When one thinks of a public health crisis, maybe the mind goes to the incidence of AIDS, the measles outbreak in Disneyland or maybe even obesity. Rarely does one think of drowning as a public health issue, yet over 350,000 people die every year due to drowning.
In Bangladesh, this problem is particularly severe. Drowning accounts for 43 percent of all deaths among children between one and four years of age, making drowning the leading cause of death among children.
In a region crisscrossed by many rivers and frequented by monsoons and cyclones, flooding is a constant concern during the rainy season. As expected, the death rate rises rapidly during these rainy months. Many children drown close to their homes when adults leave them unsupervised to go to work. Many children die because they do not know how to swim.
Bangladesh is hastening to control the problem. In collaboration with UNICEF, the Alliance for Safe Children and the Royal Life Saving Society Australia, an NGO named, SwimSafe, is providing training to community swimming instructors. These instructors teach children to swim and float, to be confident in the water, to save someone who is drowning and to identify life-threatening water hazards. By using ponds that are in close proximity to schools and health centers as makeshift pools, SwimSafe is able to generate interest in the program and has taught more than 130,000 children in Bangladesh water survival skills. The Bangladeshi government has now made swimming compulsory in schools.
The Johns Hopkins Injury Research Unit at the Bloomberg School of Public Health is working on evaluating the effectiveness of two initiatives on reducing drowning in Bangladesh. One is providing adult supervision by enrolling families in community daycare centers and the other is implementing playpens that would effectively restrict the ability of children to access water hazards. To date, nearly 30,000 children have been enrolled in 2,000 daycare centers and playpens are being designed and manufactured locally. In this effort, they are being supported by WHO and Bloomberg Philanthropies which has committed $10 million to this cause.

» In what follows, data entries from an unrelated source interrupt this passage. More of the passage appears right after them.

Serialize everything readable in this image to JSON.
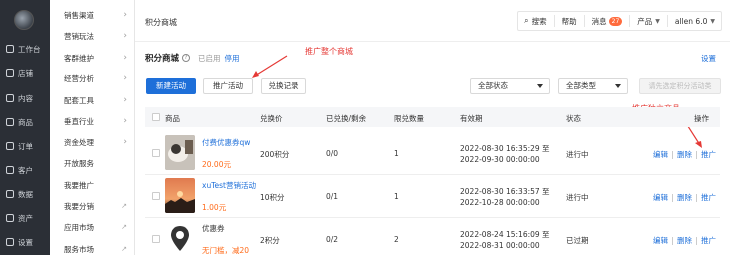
{
  "rail": {
    "items": [
      {
        "label": "工作台",
        "icon": "dashboard-icon"
      },
      {
        "label": "店铺",
        "icon": "shop-icon"
      },
      {
        "label": "内容",
        "icon": "content-icon"
      },
      {
        "label": "商品",
        "icon": "goods-icon"
      },
      {
        "label": "订单",
        "icon": "order-icon"
      },
      {
        "label": "客户",
        "icon": "customer-icon"
      },
      {
        "label": "数据",
        "icon": "data-icon"
      },
      {
        "label": "资产",
        "icon": "asset-icon"
      },
      {
        "label": "设置",
        "icon": "settings-icon"
      }
    ]
  },
  "menu2": {
    "items": [
      {
        "label": "销售渠道",
        "type": "chevron"
      },
      {
        "label": "营销玩法",
        "type": "chevron"
      },
      {
        "label": "客群维护",
        "type": "chevron"
      },
      {
        "label": "经营分析",
        "type": "chevron"
      },
      {
        "label": "配套工具",
        "type": "chevron"
      },
      {
        "label": "垂直行业",
        "type": "chevron"
      },
      {
        "label": "资金处理",
        "type": "chevron"
      },
      {
        "label": "开放服务",
        "type": "none"
      },
      {
        "label": "我要推广",
        "type": "none"
      },
      {
        "label": "我要分销",
        "type": "external"
      },
      {
        "label": "应用市场",
        "type": "external"
      },
      {
        "label": "服务市场",
        "type": "external"
      }
    ]
  },
  "header": {
    "page_title": "积分商城",
    "search": "搜索",
    "help": "帮助",
    "messages": "消息",
    "message_count": "27",
    "products": "产品",
    "user": "allen 6.0"
  },
  "main": {
    "title": "积分商城",
    "status": "已启用",
    "disable_link": "停用",
    "settings_link": "设置",
    "annotation_top": "推广整个商城",
    "annotation_right": "推广独立商品",
    "buttons": {
      "new": "新建活动",
      "promote": "推广活动",
      "records": "兑换记录",
      "select_first": "请先选定积分活动类"
    },
    "filters": {
      "status": "全部状态",
      "type": "全部类型"
    }
  },
  "table": {
    "headers": [
      "商品",
      "兑换价",
      "已兑换/剩余",
      "限兑数量",
      "有效期",
      "状态",
      "操作"
    ],
    "op_labels": [
      "编辑",
      "删除",
      "推广"
    ],
    "rows": [
      {
        "name": "付费优惠券qw",
        "price": "20.00元",
        "points": "200积分",
        "exchanged": "0/0",
        "limit": "1",
        "valid_from": "2022-08-30 16:35:29 至",
        "valid_to": "2022-09-30 00:00:00",
        "status": "进行中",
        "thumb": "cat"
      },
      {
        "name": "xuTest营销活动",
        "price": "1.00元",
        "points": "10积分",
        "exchanged": "0/1",
        "limit": "1",
        "valid_from": "2022-08-30 16:33:57 至",
        "valid_to": "2022-10-28 00:00:00",
        "status": "进行中",
        "thumb": "sunset"
      },
      {
        "name": "优惠券",
        "price": "无门槛，减20",
        "points": "2积分",
        "exchanged": "0/2",
        "limit": "2",
        "valid_from": "2022-08-24 15:16:09 至",
        "valid_to": "2022-08-31 00:00:00",
        "status": "已过期",
        "thumb": "pin"
      }
    ]
  },
  "colors": {
    "accent": "#1e6fd9",
    "annotation": "#e53935",
    "price": "#ff6b1a",
    "rail_bg": "#2b2f36"
  }
}
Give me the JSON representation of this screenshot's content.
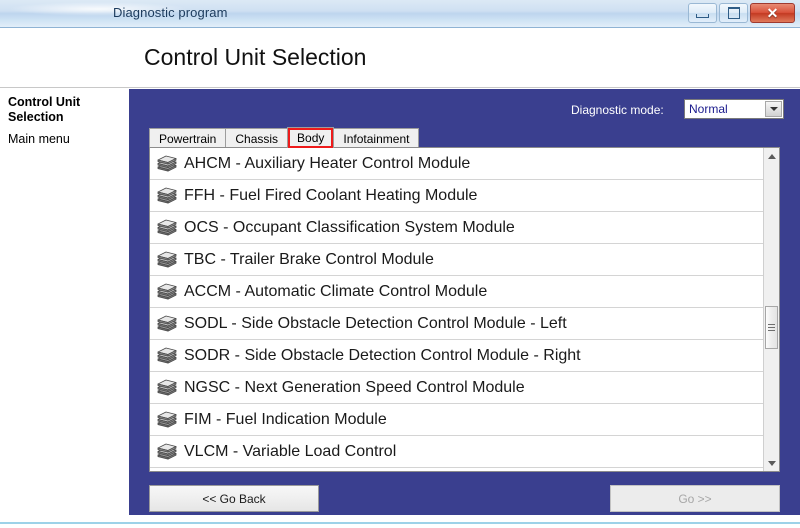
{
  "window": {
    "title": "Diagnostic program",
    "minimize_label": "Minimize",
    "maximize_label": "Maximize",
    "close_label": "✕"
  },
  "header": {
    "page_title": "Control Unit Selection"
  },
  "sidebar": {
    "title": "Control Unit Selection",
    "items": [
      {
        "label": "Main menu"
      }
    ]
  },
  "toolbar": {
    "mode_label": "Diagnostic mode:",
    "mode_value": "Normal",
    "mode_options": [
      "Normal"
    ]
  },
  "tabs": [
    {
      "label": "Powertrain",
      "active": false
    },
    {
      "label": "Chassis",
      "active": false
    },
    {
      "label": "Body",
      "active": true
    },
    {
      "label": "Infotainment",
      "active": false
    }
  ],
  "list": {
    "icon": "module-stack-icon",
    "items": [
      {
        "label": "AHCM - Auxiliary Heater Control Module"
      },
      {
        "label": "FFH - Fuel Fired Coolant Heating Module"
      },
      {
        "label": "OCS - Occupant Classification System Module"
      },
      {
        "label": "TBC - Trailer Brake Control Module"
      },
      {
        "label": "ACCM - Automatic Climate Control Module"
      },
      {
        "label": "SODL - Side Obstacle Detection Control Module - Left"
      },
      {
        "label": "SODR - Side Obstacle Detection Control Module - Right"
      },
      {
        "label": "NGSC - Next Generation Speed Control Module"
      },
      {
        "label": "FIM - Fuel Indication Module"
      },
      {
        "label": "VLCM - Variable Load Control"
      }
    ]
  },
  "footer": {
    "back_label": "<< Go Back",
    "go_label": "Go >>",
    "go_disabled": true
  },
  "colors": {
    "panel_blue": "#3a3f8f",
    "tab_highlight_red": "#ee1b1b",
    "select_text_blue": "#1a1a8c",
    "titlebar_text": "#1b3a5c"
  }
}
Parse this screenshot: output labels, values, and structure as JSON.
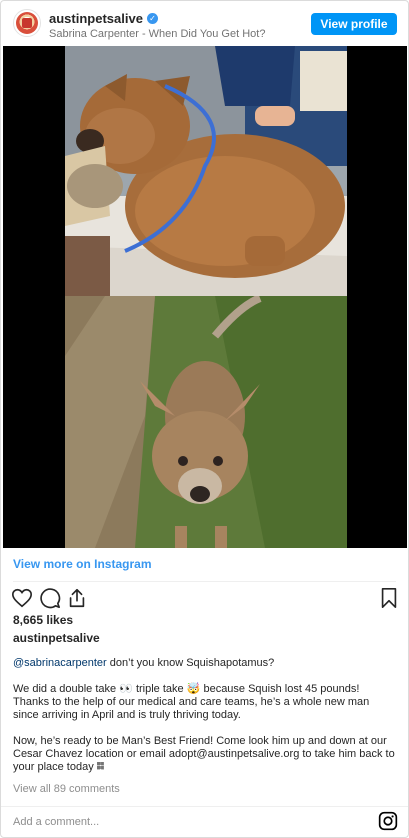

Apart from initiatives like these, Bangladesh needs approaches that can reduce the flooding that is endemic to the country. The WHO provides five recommendations for national efforts that can reduce the impact of floods including better land use and conservation of wetlands and forests. Without a doubt, improving infrastructure such as developing better irrigation methods, safer bridges and stagnant water control will contribute significantly.
Most importantly, early warnings of impending floods and disaster conditions delivered in accessible ways to the local population can alert them to take appropriate precautions. Bangladesh also needs rapid response methods for when disaster strikes. International cooperation by neighboring countries will go a long way to help provide disaster relief to a region that experiences severe storms and cyclones on a regular basis.
Greater attention given to drowning as a real public health crisis will bring in more funding and solutions to this problem that claims thousands of young lives everyday.
– Mithila Rajagopal